CA Forum Report
Explanation of “Ownership” Basis for
Reactions to the
March 15, 2005 Forum Report’s summary of “ownership” injuries as an
alternative to “trading” injuries for Restitution Fund distributions
suggests a need for more attention to the issue.
First, the terms were used to distinguish between two different
types of injuries to investors, as follows:
“Trading” injuries: Most investors are accustomed to
addressing only the “trading” type of injury, since that is all that can be
recovered in civil class actions under the Private Securities Litigation
Reform Act of 1995 (“PSLRA”). Widely applied by an established community of
specialized professionals with standardized practices, these class actions
are based on securities laws against fraud. The injury to an investor is
viewed essentially as the amount by which his purchase price of securities
was inflated by the fraud, measured generally by the price to which the
securities drop in the marketplace immediately after the fraud is publicly
“Ownership” injuries: Damage to the intrinsic value of
investment property resulting from management misconduct is often ignored
when the property is owned by public investors. (This may be because there
has been no established equivalent of the PSLRA class action process for
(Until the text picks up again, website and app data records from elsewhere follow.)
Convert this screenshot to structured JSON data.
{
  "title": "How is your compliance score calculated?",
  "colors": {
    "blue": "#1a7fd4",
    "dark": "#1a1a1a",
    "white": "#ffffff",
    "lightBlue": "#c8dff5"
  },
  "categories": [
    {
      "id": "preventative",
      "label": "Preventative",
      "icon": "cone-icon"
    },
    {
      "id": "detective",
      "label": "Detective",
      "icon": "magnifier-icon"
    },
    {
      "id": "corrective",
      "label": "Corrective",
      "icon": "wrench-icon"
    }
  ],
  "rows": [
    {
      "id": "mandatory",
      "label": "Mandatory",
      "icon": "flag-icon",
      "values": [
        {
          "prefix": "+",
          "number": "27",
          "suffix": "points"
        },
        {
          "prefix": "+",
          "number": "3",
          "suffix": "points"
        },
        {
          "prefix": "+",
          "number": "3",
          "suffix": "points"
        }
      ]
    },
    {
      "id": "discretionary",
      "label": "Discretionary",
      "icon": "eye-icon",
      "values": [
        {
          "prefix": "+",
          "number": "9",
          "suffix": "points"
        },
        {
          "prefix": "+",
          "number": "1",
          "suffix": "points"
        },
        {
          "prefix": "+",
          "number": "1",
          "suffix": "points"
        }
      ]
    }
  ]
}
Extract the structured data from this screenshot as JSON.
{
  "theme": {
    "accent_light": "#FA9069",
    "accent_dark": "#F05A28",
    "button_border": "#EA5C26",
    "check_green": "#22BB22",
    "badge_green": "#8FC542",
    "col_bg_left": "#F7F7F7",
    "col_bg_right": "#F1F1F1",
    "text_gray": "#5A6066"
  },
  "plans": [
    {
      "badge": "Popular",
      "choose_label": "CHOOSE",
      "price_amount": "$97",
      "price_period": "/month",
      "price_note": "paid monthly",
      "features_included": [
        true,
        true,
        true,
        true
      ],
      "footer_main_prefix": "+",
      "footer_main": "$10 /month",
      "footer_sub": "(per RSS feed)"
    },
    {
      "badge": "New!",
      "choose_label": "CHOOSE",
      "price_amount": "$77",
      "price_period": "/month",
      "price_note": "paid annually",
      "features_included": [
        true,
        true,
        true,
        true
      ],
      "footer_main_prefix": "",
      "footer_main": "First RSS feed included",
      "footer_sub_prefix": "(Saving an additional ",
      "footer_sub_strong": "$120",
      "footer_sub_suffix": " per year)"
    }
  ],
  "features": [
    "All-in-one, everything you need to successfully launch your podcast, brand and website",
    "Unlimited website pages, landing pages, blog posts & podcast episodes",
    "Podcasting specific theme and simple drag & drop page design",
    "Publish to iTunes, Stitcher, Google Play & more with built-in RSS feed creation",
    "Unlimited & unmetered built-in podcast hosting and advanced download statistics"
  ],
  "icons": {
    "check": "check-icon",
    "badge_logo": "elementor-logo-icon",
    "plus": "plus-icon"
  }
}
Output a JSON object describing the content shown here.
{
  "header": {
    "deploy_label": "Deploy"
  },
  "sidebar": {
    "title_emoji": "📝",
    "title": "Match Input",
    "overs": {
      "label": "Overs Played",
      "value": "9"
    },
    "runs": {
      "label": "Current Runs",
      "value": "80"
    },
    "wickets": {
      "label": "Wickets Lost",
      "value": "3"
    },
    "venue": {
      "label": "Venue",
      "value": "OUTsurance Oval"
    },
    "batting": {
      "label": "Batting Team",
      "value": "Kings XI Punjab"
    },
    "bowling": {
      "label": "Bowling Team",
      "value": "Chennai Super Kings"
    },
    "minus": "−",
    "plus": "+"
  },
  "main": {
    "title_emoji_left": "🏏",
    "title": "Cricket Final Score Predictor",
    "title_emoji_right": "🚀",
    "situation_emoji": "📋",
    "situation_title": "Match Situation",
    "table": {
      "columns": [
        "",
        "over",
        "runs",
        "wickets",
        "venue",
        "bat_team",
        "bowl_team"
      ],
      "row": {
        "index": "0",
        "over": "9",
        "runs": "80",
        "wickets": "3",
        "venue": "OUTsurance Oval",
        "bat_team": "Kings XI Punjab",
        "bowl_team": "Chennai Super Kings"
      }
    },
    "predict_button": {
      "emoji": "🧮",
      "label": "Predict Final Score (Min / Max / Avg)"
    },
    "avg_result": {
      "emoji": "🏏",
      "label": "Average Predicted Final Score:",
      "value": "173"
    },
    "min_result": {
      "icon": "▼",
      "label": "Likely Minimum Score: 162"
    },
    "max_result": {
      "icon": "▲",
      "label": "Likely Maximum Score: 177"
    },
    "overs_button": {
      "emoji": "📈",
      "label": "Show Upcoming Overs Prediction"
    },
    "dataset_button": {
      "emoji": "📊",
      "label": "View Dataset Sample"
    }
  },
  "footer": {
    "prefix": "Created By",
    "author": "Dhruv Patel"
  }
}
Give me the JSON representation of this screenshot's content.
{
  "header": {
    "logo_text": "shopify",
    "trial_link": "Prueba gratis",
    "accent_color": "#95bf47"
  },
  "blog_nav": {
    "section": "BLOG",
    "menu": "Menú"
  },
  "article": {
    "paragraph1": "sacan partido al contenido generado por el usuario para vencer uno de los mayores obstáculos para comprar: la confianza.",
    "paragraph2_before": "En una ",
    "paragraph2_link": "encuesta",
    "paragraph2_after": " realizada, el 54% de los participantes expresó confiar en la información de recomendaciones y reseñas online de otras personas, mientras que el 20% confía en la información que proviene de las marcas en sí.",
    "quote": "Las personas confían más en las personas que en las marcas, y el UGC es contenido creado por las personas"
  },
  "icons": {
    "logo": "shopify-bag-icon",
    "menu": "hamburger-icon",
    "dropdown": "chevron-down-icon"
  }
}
seeking remedies. Observations are very different when an enterprise is
owned by one or a few investors, whose efforts to recover damage to their
property are often vigorous.) Damage to the owner’s property can result
from all kinds of management misconduct, including the fraud that also
cheats investors in the price they pay for the investment.
Example of Conduct Causing Both Types of Injury
An example of how fraudulent conduct generates both “trading”
and “ownership” injuries can be seen in CA’s past practice of executing
contracts after the end of the period for which the sale revenue was
This fraud contributed to false reports that inflated the price
investors paid for stock, which is the “trading” injury for which recovery
was obtained in the recently settled PSLRA class action.
But this misconduct also caused significant damage to CA’s
business enterprise, independently of the fraudulent pricing of securities.
In addition to the relatively insignificant direct costs of dispatching
executives on corporate jets to collect falsely dated signatures, the act of
seeking a client’s cooperation in the fraud would have much greater,
enduring effects on the company’s ability to generate profits. Many clients
or prospective clients would be offended by the practice and decide not to
do business with CA. And of those who accepted or ignored the practice, it
must be assumed that at least some knew that they could demand something –
reduced prices or other accommodations – in return for their tolerance.
Similarly, employees or prospective employees who knew about the practice
might not want to work for CA, or, worse, might see cooperation as a corrupt
career opportunity. The resulting lost revenues, increased costs, and
compromised relationships continue to damage the property of CA investors
today, impairing the intrinsic value of their “ownership” interests.
Different Injuries Resulting From Same Misconduct
It should be understood that the “trading” and “ownership” types
of injury are separate, but that they can both result from the same acts.
They can also injure the same investor in different ways, and can of course
have different effects on different investors.
Clearly, an investor who paid a fraudulently inflated price for
CA stock may also be injured, additionally, by the impairment of the
investment’s intrinsic value. Another investor, say a current CA
shareholder who bought the stock in 1990, would not have been injured by a
fraudulently inflated stock price but would have been injured by the damage
to his “ownership” interest.
While the first investor in this example received compensation
for the “trading” injury, he has received nothing for the separate and
potentially greater “ownership” injury. And the long-term investor, who may
have suffered the most injury, has received nothing at all from the PSLRA
Injuries from Obstruction of Justice
Regarding injuries resulting from management’s obstruction of
justice, it may be legally important that the claims are not based on
securities laws – obstruction of a federal investigation is a “racketeering”
violation – to establish that distributions of the Restitution Fund should
not duplicate the PSLRA class action settlement.
In any event, it should be noted that the obstruction misconduct
continued during a period after the fraud, and, for what is probably the
most clearly defined “ownership” injury to investors’ property, may be
considered the reason for the government’s imposition of a $225 million
penalty to be paid by the corporation.
Our lack of familiarity with “ownership” injury results from the
absence of any practical process to do something about it, in spite of the
clear evidence of its importance to investors. The CA Restitution Fund
presents an opportunity to correct this unfair and inefficient marketplace
Further comments on this important issue will be welcomed.
GL – 3/22/04